About this task — Leave out the images and set down the records below exactly.

Supplied information —

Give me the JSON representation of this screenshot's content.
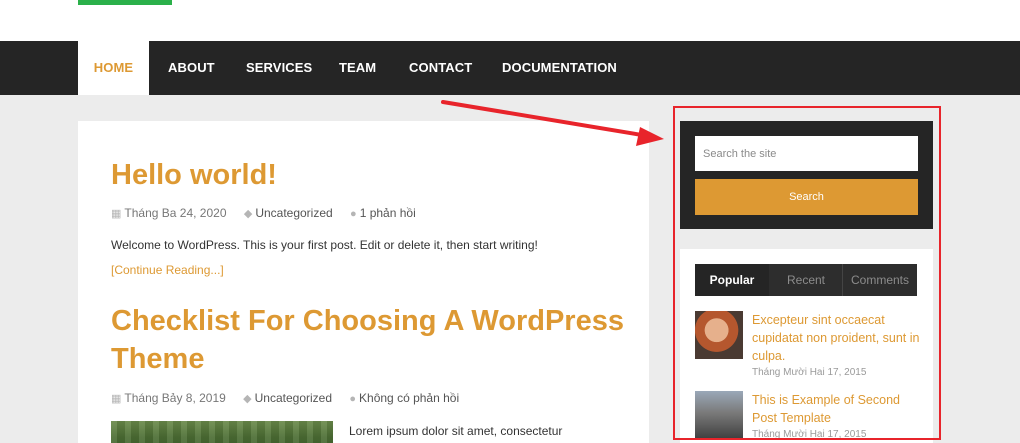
{
  "nav": {
    "items": [
      {
        "label": "HOME"
      },
      {
        "label": "ABOUT"
      },
      {
        "label": "SERVICES"
      },
      {
        "label": "TEAM"
      },
      {
        "label": "CONTACT"
      },
      {
        "label": "DOCUMENTATION"
      }
    ]
  },
  "posts": [
    {
      "title": "Hello world!",
      "date": "Tháng Ba 24, 2020",
      "category": "Uncategorized",
      "comments": "1 phản hồi",
      "excerpt": "Welcome to WordPress. This is your first post. Edit or delete it, then start writing!",
      "read_more": "[Continue Reading...]"
    },
    {
      "title_line1": "Checklist For Choosing A WordPress",
      "title_line2": "Theme",
      "date": "Tháng Bảy 8, 2019",
      "category": "Uncategorized",
      "comments": "Không có phản hồi",
      "excerpt": "Lorem ipsum dolor sit amet, consectetur"
    }
  ],
  "search": {
    "placeholder": "Search the site",
    "button_label": "Search"
  },
  "tabs": [
    {
      "label": "Popular"
    },
    {
      "label": "Recent"
    },
    {
      "label": "Comments"
    }
  ],
  "popular_posts": [
    {
      "title": "Excepteur sint occaecat cupidatat non proident, sunt in culpa.",
      "date": "Tháng Mười Hai 17, 2015"
    },
    {
      "title": "This is Example of Second Post Template",
      "date": "Tháng Mười Hai 17, 2015"
    }
  ],
  "colors": {
    "accent": "#dd9933",
    "nav_bg": "#252525",
    "annotation": "#e8242b"
  }
}
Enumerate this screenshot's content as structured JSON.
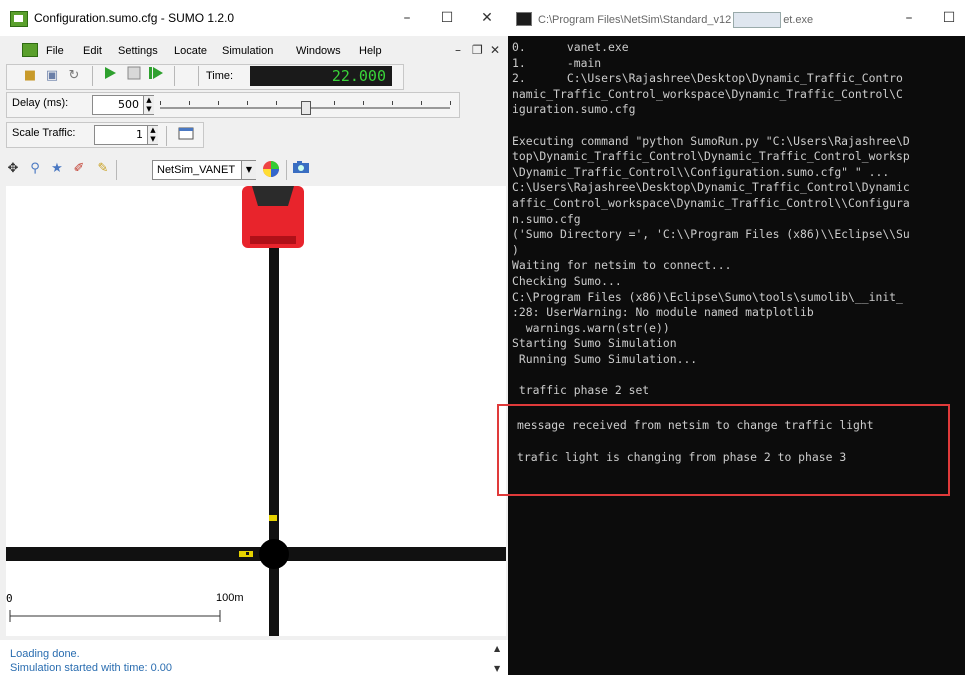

Exercise result —
Give me the JSON representation of this screenshot's content.
{
  "nav": {
    "items": [
      {
        "label": "HOME"
      },
      {
        "label": "ABOUT"
      },
      {
        "label": "SERVICES"
      },
      {
        "label": "TEAM"
      },
      {
        "label": "CONTACT"
      },
      {
        "label": "DOCUMENTATION"
      }
    ]
  },
  "posts": [
    {
      "title": "Hello world!",
      "date": "Tháng Ba 24, 2020",
      "category": "Uncategorized",
      "comments": "1 phản hồi",
      "excerpt": "Welcome to WordPress. This is your first post. Edit or delete it, then start writing!",
      "read_more": "[Continue Reading...]"
    },
    {
      "title_line1": "Checklist For Choosing A WordPress",
      "title_line2": "Theme",
      "date": "Tháng Bảy 8, 2019",
      "category": "Uncategorized",
      "comments": "Không có phản hồi",
      "excerpt": "Lorem ipsum dolor sit amet, consectetur"
    }
  ],
  "search": {
    "placeholder": "Search the site",
    "button_label": "Search"
  },
  "tabs": [
    {
      "label": "Popular"
    },
    {
      "label": "Recent"
    },
    {
      "label": "Comments"
    }
  ],
  "popular_posts": [
    {
      "title": "Excepteur sint occaecat cupidatat non proident, sunt in culpa.",
      "date": "Tháng Mười Hai 17, 2015"
    },
    {
      "title": "This is Example of Second Post Template",
      "date": "Tháng Mười Hai 17, 2015"
    }
  ],
  "colors": {
    "accent": "#dd9933",
    "nav_bg": "#252525",
    "annotation": "#e8242b"
  }
}
Enumerate this screenshot's content as structured JSON.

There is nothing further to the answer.